▶ **Problem statement**
Go through the entries one line at a time, and gather every line that has the word "Project".

▶ **App and web page records**
■ ■ ■ ■ ■ ■ ■

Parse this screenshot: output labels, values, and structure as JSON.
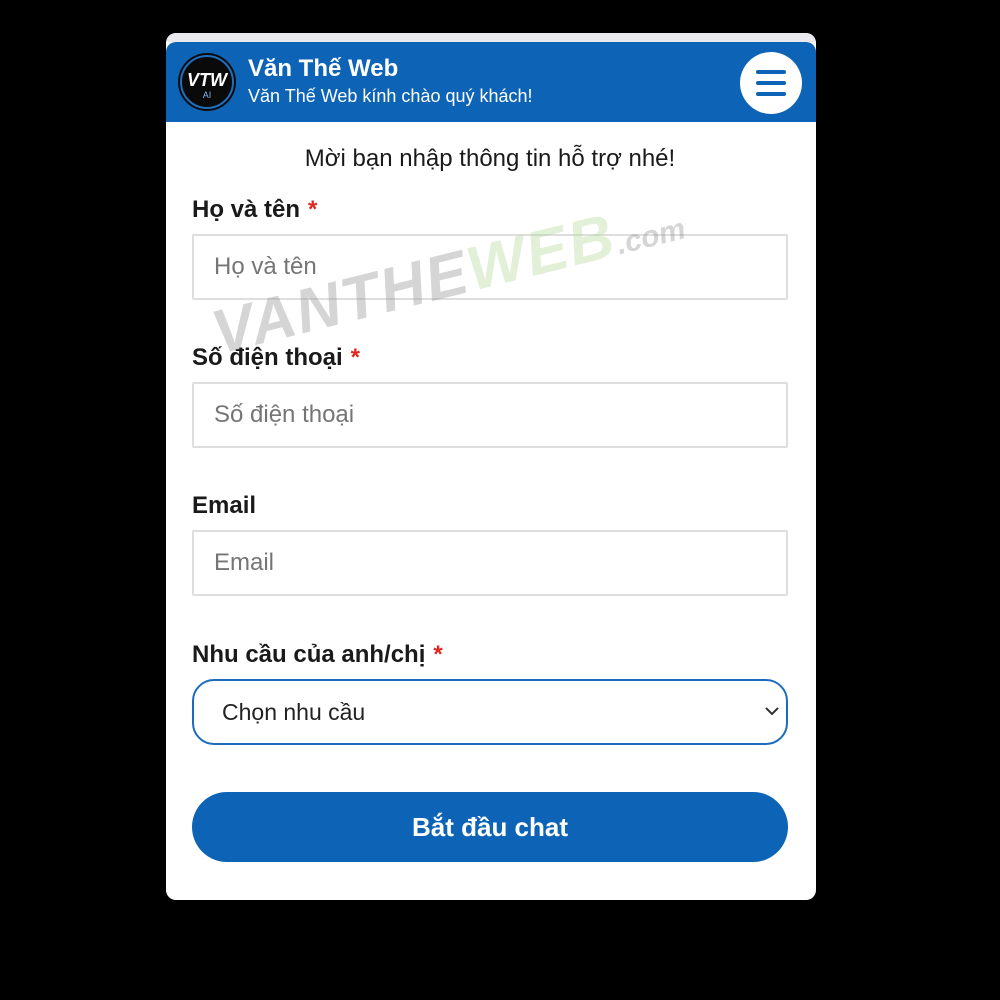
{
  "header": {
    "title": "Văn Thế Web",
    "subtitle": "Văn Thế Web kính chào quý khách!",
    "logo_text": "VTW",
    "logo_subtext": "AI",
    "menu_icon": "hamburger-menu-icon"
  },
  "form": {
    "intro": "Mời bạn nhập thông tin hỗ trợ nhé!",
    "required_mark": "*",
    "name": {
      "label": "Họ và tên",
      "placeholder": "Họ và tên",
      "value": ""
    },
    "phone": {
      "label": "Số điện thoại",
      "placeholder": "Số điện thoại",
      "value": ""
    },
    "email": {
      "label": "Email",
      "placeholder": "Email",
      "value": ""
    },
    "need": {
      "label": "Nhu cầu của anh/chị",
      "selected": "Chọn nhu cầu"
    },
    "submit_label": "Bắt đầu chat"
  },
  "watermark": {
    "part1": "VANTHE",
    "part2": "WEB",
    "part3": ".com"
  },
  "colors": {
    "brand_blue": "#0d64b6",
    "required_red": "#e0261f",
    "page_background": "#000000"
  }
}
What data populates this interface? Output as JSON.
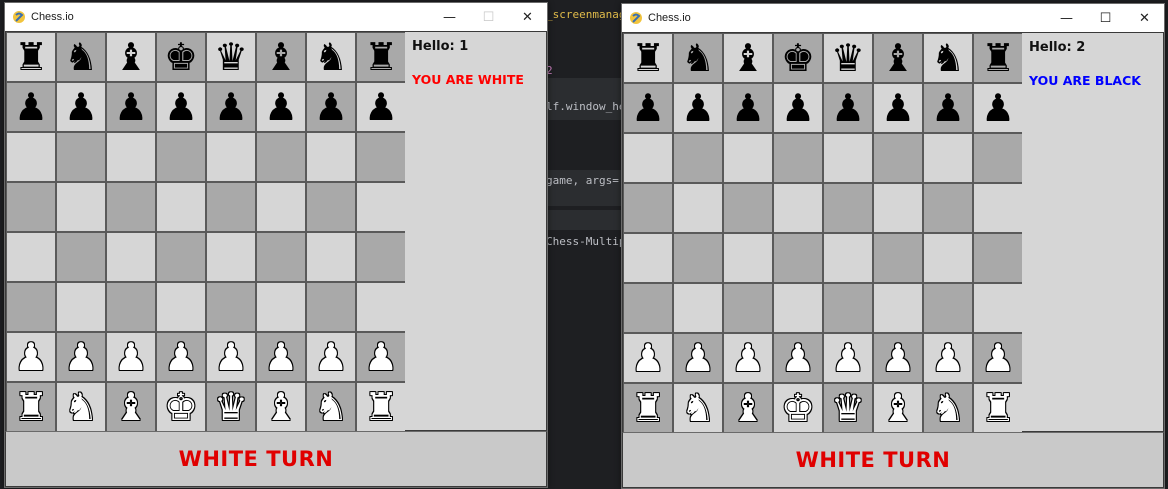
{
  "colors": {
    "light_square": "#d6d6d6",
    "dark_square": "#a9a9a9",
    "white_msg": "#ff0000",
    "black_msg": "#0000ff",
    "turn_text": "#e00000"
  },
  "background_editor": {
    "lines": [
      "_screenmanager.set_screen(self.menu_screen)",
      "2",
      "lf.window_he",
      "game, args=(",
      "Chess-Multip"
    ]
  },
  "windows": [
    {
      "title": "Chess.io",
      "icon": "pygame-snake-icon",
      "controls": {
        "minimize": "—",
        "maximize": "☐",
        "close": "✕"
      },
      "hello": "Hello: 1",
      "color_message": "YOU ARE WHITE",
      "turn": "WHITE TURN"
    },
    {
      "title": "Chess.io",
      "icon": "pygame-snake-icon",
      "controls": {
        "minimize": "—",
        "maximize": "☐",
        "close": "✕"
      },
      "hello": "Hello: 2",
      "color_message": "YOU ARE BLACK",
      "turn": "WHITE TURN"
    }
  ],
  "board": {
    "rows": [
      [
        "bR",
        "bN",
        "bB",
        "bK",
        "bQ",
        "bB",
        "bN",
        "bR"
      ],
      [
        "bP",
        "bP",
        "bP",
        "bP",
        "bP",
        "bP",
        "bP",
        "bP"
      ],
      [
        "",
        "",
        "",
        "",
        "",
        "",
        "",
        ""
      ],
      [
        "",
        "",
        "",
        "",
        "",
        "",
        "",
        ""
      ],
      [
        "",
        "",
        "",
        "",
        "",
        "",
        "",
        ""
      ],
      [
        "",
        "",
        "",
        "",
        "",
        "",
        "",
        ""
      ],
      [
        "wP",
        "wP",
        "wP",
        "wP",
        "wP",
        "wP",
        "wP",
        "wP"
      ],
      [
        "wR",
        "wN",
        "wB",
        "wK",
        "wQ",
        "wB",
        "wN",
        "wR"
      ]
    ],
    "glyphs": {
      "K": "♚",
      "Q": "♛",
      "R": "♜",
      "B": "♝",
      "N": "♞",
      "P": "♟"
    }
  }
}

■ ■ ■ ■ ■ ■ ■

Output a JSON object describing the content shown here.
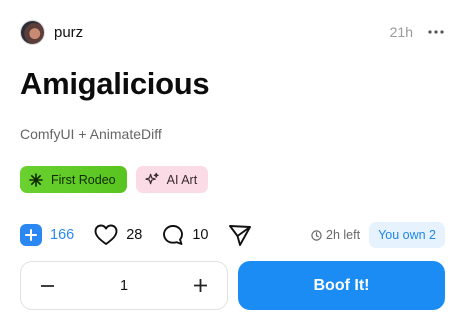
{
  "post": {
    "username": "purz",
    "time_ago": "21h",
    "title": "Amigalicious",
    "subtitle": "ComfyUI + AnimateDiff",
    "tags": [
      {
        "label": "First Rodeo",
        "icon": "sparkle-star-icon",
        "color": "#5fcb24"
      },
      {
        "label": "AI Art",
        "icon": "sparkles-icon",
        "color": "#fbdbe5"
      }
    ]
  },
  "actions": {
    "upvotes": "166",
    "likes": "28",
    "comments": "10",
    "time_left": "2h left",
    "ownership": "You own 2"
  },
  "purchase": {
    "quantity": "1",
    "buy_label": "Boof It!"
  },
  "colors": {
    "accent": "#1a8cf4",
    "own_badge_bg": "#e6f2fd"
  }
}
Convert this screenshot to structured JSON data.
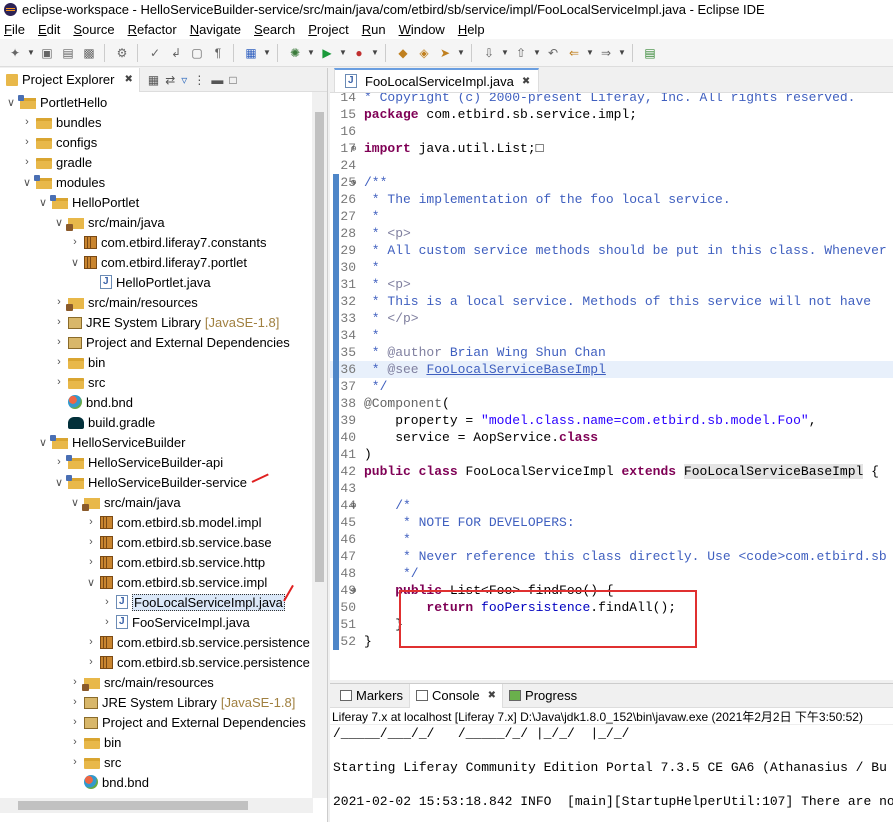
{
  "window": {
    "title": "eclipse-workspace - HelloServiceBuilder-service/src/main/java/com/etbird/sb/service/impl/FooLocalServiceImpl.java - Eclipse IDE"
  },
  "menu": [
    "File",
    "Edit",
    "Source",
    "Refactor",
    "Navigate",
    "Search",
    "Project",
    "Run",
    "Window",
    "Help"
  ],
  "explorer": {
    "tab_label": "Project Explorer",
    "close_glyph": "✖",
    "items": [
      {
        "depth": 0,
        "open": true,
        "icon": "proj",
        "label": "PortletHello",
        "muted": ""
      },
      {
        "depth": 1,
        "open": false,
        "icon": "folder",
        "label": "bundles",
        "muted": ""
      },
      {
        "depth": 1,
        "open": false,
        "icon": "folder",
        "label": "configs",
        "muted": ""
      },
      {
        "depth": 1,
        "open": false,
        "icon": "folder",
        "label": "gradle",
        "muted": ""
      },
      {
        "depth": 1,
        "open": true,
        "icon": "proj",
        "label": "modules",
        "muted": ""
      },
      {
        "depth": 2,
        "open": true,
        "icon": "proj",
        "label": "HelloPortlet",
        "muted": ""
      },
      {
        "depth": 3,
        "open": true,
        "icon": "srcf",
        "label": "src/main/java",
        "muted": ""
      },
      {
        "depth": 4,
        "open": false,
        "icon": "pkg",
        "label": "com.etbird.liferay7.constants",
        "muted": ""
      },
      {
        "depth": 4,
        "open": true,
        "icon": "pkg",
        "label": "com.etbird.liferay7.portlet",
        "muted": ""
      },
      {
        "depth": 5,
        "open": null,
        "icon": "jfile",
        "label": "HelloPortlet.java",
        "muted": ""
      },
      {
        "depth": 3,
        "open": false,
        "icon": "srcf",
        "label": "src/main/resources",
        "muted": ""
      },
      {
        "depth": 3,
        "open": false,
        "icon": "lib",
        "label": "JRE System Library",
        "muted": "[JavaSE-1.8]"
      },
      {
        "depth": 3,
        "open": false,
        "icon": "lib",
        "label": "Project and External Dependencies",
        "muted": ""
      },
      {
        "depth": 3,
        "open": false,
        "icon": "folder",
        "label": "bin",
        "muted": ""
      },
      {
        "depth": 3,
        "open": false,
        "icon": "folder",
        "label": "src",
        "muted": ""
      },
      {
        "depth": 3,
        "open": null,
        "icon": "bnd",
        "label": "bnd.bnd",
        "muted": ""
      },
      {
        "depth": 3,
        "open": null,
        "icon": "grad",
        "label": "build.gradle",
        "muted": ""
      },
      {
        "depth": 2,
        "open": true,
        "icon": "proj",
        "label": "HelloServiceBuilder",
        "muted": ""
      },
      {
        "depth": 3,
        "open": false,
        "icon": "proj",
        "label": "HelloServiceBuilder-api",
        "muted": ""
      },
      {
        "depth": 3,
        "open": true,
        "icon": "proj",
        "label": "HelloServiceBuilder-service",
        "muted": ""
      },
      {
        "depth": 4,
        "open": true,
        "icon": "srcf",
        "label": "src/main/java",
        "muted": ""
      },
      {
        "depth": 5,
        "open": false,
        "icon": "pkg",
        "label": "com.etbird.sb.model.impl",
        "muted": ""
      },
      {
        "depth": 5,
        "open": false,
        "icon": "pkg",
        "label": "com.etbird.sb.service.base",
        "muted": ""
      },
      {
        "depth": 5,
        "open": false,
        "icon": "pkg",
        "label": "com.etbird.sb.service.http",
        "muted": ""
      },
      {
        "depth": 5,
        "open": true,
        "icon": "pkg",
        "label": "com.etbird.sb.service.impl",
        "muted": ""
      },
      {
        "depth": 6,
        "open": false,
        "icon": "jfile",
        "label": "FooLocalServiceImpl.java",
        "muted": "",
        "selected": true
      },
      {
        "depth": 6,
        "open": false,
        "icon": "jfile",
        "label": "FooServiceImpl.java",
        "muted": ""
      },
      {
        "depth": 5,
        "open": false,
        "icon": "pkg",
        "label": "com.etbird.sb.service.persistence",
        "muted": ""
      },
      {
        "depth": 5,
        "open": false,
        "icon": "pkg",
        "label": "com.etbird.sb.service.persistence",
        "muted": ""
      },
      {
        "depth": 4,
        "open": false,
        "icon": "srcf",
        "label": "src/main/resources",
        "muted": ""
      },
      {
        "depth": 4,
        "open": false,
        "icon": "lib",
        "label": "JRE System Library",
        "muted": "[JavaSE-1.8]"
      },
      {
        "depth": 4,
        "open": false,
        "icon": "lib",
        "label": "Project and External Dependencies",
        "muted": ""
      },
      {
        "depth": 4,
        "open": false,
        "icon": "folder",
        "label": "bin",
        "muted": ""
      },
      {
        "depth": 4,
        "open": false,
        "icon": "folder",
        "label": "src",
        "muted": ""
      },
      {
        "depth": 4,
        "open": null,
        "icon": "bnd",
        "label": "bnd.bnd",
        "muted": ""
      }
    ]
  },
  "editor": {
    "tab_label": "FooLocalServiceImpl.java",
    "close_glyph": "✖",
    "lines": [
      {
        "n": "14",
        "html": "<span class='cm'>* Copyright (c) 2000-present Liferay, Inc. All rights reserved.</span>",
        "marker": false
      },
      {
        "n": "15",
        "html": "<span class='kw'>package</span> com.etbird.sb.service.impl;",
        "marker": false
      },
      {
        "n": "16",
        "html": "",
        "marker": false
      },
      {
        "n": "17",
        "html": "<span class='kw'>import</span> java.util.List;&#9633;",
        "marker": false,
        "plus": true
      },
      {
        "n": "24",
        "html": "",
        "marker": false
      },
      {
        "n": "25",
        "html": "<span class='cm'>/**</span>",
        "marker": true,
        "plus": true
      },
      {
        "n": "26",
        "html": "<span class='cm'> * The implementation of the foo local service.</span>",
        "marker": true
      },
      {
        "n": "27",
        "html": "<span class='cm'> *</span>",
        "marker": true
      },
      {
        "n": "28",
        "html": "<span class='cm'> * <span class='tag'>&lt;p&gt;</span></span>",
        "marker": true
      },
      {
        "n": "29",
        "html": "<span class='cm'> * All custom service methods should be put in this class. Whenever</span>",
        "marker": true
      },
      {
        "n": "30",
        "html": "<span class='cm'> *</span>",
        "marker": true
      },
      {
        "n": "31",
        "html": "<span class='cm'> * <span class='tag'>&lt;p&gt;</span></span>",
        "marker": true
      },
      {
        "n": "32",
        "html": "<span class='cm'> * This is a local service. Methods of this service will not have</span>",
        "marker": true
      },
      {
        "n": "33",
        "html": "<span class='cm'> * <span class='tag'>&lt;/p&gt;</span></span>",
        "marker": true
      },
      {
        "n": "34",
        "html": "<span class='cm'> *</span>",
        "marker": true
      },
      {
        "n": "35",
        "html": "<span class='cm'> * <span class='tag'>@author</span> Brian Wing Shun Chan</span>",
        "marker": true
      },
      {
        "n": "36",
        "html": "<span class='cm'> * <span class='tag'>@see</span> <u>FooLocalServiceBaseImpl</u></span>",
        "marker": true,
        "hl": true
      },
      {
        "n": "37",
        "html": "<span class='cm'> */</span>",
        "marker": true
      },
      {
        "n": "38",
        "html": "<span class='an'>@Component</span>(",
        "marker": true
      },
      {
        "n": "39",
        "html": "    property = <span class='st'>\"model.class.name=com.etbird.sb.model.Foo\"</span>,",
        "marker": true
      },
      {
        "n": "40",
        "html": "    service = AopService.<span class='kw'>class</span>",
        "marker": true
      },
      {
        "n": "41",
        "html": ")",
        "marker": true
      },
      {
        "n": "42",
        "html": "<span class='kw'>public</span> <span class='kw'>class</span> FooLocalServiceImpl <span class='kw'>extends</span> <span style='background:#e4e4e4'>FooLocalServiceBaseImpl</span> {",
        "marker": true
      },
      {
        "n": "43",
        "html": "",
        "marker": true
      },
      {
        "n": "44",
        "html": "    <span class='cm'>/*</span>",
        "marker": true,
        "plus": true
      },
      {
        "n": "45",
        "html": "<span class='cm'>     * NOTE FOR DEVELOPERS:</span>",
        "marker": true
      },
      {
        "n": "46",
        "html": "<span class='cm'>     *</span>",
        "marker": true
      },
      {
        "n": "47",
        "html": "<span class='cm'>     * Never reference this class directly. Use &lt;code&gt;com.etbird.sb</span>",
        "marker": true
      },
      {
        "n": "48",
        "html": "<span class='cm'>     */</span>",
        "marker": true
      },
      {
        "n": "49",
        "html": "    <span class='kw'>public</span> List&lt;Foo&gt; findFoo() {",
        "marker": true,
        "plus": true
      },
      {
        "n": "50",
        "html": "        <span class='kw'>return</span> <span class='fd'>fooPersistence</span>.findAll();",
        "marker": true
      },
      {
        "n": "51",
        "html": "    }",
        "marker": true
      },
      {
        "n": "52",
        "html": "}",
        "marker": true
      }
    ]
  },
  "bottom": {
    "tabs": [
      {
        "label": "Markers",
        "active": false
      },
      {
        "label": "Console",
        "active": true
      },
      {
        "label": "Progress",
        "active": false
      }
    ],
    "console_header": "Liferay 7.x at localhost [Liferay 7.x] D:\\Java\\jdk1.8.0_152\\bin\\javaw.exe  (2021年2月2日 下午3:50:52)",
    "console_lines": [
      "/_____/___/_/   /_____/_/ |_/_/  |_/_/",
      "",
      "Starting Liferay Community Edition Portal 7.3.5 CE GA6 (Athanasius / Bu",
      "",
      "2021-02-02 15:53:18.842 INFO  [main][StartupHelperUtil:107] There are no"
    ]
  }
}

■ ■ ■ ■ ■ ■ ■

▶ **Task answer**
    "Project",
    "tab_label": "Project Explorer",
        "label": "Project and External Dependencies",
        "label": "Project and External Dependencies",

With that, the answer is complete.